→ **Work instructions**: Return every line of the listing that includes the string "data".

→ **Material for the task**:
((

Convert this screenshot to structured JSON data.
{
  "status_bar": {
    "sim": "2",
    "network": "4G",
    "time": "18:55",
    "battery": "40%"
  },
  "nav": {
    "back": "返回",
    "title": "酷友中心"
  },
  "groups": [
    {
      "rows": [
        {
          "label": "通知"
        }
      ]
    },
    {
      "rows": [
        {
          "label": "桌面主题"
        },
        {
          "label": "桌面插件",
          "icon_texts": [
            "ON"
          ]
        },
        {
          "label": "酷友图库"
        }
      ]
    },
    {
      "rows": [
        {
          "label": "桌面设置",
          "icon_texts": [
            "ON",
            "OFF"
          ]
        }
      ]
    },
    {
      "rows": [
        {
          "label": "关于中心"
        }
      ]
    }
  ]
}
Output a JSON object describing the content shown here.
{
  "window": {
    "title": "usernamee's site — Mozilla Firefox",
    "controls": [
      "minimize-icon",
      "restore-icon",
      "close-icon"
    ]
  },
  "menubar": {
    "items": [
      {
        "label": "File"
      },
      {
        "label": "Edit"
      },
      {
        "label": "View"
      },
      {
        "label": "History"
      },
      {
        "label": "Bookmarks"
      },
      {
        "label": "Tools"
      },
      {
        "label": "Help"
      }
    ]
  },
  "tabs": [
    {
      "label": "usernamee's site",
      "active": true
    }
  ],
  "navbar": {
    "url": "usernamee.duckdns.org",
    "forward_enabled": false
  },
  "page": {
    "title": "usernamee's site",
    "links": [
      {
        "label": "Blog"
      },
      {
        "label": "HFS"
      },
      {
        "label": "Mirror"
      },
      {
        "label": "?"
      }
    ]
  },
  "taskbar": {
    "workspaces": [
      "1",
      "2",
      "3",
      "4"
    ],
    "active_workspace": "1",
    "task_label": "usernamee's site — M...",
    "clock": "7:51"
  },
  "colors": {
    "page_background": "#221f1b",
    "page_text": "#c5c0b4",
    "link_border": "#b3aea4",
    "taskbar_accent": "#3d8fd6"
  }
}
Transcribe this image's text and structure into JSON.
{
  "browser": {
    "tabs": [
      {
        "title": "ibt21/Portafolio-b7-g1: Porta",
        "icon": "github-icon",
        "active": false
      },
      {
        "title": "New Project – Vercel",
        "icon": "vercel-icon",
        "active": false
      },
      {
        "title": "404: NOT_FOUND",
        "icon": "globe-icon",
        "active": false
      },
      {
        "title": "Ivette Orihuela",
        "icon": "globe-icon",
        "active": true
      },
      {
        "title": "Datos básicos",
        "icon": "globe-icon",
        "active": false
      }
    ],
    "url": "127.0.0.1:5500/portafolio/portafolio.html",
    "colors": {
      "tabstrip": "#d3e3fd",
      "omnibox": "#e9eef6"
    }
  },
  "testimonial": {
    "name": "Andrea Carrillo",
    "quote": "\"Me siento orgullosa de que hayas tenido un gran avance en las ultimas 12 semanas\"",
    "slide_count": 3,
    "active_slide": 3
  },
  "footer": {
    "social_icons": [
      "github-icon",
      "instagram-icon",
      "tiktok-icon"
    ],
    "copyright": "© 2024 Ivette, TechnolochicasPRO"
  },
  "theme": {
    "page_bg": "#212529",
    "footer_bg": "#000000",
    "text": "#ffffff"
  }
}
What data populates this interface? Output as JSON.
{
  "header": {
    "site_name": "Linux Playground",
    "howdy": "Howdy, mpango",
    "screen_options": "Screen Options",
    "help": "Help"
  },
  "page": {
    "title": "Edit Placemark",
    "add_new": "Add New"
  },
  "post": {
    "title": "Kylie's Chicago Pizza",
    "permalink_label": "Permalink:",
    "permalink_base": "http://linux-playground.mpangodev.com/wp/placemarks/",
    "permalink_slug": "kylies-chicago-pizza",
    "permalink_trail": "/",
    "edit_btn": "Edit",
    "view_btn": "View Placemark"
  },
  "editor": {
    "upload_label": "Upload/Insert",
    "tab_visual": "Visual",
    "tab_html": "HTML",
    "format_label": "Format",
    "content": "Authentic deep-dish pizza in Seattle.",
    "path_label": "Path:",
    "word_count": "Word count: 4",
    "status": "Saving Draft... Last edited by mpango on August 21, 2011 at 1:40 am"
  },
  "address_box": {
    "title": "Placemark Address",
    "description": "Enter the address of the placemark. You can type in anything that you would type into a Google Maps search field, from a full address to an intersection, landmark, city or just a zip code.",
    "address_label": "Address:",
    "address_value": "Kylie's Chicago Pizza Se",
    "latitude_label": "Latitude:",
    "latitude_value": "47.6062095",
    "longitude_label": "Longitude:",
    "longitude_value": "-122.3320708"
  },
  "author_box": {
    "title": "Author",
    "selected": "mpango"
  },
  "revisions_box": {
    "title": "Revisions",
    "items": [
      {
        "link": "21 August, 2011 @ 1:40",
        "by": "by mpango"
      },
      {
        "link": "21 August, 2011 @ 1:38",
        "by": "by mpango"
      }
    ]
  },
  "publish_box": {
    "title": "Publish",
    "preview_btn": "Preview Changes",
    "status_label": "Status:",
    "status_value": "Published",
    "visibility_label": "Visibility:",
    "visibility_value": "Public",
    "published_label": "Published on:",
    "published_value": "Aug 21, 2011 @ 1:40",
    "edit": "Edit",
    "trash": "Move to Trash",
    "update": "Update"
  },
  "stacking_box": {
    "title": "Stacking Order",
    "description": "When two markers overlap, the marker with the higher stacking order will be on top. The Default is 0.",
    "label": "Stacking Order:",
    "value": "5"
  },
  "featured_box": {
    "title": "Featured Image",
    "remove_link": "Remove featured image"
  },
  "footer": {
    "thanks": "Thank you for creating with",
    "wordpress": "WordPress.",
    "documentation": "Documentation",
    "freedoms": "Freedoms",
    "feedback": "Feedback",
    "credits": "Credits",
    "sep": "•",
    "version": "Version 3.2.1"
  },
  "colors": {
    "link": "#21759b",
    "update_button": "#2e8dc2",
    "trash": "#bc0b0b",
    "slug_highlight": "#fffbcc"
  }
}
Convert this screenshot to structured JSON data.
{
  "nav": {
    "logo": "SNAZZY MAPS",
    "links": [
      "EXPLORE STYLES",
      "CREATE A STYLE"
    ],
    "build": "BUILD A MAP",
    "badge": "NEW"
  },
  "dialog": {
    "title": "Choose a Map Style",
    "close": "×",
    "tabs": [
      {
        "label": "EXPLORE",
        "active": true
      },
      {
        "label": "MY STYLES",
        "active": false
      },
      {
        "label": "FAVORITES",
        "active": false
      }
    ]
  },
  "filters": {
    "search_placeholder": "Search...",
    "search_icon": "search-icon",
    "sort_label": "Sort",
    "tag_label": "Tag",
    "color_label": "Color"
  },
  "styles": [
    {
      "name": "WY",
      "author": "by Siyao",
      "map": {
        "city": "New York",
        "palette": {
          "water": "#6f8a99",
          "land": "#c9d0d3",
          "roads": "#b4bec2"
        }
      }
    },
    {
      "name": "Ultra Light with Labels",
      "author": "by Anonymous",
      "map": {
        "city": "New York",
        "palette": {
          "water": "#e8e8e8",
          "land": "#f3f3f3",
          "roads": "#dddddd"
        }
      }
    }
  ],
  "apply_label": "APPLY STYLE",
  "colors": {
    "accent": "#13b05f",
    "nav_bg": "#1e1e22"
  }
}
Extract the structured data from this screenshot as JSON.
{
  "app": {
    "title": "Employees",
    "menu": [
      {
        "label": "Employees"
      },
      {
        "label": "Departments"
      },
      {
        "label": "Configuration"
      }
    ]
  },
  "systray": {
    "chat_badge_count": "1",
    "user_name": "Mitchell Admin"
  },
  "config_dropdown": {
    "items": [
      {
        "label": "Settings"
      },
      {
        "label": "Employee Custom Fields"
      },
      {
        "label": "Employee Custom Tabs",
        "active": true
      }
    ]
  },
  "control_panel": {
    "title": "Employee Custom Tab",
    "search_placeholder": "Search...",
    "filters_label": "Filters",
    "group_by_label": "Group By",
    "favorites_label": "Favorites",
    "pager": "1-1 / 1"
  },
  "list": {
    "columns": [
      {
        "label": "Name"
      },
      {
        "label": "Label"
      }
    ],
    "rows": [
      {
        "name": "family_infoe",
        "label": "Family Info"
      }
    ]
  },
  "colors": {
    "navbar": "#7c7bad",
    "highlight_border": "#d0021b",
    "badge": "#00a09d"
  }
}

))

→ **Response to this task**:
Convert this screenshot to structured JSON data.
What data populates this interface? Output as JSON.
Convert this screenshot to structured JSON data.
Extract the structured data from this screenshot as JSON.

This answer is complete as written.